Research Assessment 8
Subject: Comparing how I Draw to how I Paint
A major component of painting has always been drawing. I mean, Van Gogh said it himself, “Drawing is the root of everything, and the time spent on that is actually all profit.” However, I have not mentioned it very often. One of my main goals this year has been to paint consistently, but I feel as though I should rephrase that. In reality, I have also been drawing a great amount, and, recently, I decided to reflect on what drawing can teach me.
In the last few weeks I decided to dedicate my time to drawing more. My reasoning was that it would take less time, and it is something I had neglected for a while. So, I set to work. While doing so, I noticed the ease in which I drew. I thought I would be rusty; I had forgotten that before I can paint anything I usually draw a sketch. These sketches have allowed me to keep practicing the skill without even noticing it. This made the process much easier to go back to.
The fact that I hardly even considered it a task surprised me. That is what I want painting to be like for me: more of a habit than a necessity. Recognizing that I seemed to have already accomplished part of my goal with drawing encouraged me to reflect on how I was pursuing drawing, and the differences between my mindset in both mediums.
Drawing is something I consider more crude and unfinished. I only tend to draw when I sketch, so this idea of something seemingly rougher than painting was ingrained in my head. I believe this less serious view of it allows me to be more creative and free with drawing. I noticed this in my most recent drawings; they are relatively different in style. Compared to my paintings, that float around the same style, this is revolutionary. I may be able to transform painting into something more natural, which will encourage more risk-taking and creativity. To do this I need to change my mindset about painting.
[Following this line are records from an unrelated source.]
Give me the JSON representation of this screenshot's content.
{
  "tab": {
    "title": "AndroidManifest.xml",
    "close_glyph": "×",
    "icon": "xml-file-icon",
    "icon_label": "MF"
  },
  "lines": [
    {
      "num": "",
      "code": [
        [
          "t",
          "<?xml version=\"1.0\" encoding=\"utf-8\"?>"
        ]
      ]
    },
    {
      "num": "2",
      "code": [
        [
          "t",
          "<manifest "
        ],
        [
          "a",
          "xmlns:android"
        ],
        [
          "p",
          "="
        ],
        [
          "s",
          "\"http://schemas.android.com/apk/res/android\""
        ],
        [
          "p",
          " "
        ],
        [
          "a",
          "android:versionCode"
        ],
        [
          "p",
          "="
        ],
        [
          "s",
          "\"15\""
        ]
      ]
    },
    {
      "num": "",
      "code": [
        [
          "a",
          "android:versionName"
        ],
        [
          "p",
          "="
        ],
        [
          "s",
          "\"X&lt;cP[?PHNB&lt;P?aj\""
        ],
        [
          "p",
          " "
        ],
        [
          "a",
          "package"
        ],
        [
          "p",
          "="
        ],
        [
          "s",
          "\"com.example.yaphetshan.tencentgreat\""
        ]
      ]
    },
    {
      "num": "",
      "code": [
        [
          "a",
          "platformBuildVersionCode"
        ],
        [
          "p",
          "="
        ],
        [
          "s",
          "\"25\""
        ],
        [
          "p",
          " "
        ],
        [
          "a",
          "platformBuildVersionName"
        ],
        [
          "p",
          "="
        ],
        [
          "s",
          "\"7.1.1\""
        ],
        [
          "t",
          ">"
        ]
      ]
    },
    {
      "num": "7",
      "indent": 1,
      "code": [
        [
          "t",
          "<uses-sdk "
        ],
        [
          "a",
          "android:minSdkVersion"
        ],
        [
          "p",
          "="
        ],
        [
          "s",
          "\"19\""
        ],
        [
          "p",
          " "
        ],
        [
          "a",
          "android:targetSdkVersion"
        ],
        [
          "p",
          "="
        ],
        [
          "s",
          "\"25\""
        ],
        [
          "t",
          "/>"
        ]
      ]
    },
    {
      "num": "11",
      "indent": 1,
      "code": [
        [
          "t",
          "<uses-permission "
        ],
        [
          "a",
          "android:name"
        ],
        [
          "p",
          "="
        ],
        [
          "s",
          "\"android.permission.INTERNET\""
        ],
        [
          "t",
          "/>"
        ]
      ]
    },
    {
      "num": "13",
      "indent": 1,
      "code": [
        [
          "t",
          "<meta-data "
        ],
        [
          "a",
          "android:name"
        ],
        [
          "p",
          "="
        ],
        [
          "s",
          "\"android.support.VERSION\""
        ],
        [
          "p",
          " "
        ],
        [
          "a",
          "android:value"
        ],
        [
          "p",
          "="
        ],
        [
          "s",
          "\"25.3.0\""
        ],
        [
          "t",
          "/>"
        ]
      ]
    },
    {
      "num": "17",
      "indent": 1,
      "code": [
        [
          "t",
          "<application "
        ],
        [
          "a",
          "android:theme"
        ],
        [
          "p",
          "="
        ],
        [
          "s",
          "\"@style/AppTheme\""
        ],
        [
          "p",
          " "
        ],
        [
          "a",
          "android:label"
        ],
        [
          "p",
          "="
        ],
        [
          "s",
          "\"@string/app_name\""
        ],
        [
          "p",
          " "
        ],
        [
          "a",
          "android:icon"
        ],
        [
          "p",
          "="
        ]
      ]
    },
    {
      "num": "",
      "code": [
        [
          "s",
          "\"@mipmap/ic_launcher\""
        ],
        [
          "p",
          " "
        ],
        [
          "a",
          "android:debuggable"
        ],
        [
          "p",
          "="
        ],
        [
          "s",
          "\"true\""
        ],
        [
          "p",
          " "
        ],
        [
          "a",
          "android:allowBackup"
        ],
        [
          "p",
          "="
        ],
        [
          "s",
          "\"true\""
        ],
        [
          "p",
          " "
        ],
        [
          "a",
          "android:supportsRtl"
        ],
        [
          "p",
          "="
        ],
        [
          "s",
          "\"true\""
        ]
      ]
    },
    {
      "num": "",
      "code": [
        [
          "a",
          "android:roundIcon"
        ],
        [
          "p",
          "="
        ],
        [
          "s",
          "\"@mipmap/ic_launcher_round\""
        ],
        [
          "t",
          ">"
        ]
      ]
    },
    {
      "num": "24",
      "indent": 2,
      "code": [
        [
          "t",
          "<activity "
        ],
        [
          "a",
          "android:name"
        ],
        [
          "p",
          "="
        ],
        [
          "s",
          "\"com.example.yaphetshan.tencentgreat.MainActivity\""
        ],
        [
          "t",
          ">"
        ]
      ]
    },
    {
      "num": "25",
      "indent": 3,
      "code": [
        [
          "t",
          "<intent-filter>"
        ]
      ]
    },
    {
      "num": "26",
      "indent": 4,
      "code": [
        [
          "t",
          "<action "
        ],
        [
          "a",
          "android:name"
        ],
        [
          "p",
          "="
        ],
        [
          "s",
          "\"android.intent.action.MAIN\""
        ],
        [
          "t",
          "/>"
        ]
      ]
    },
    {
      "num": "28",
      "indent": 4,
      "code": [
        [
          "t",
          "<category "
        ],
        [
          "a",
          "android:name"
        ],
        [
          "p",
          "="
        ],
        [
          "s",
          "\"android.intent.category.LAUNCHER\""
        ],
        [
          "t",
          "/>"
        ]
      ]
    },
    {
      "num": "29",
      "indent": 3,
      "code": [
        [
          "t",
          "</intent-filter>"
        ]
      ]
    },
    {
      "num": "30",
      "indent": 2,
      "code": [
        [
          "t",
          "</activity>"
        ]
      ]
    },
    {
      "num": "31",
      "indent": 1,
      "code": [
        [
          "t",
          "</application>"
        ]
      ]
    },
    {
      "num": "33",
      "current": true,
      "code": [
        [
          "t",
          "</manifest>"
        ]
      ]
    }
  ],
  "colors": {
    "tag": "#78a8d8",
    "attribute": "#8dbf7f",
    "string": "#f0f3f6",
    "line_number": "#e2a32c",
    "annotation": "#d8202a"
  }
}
I have been far too cautious with my paintings. It is difficult to point out why this is the case, but, as long as I change my habit, the reason for the issue hardly matters. What I believe the best thing for me to do will be to paint in my own time. I can reuse old pieces to explore new methods of painting. There is no need to finish any of the pieces, so it will not be as much of a hassle. This process will encourage me to see painting as something less rigid, but, rather, as a hobby. It will also be beneficial towards my original work. The more constant practice and risks will allow for more innovation and experimentation. This is what the original work is about, for me: improvement and practice; by focusing on these ideas when I paint, I will surely create more purposeful art pieces. If anything, I feel more motivated to draw as well. I had forgotten how much enjoyment I get from it. Drawing feels mot just easier, but also more peaceful. I get to create whatever I want regardless of the results; that really takes a great deal of pressure away from me. Doing the same with painting will encourage a similar mindset, which I believe will greatly benefit me.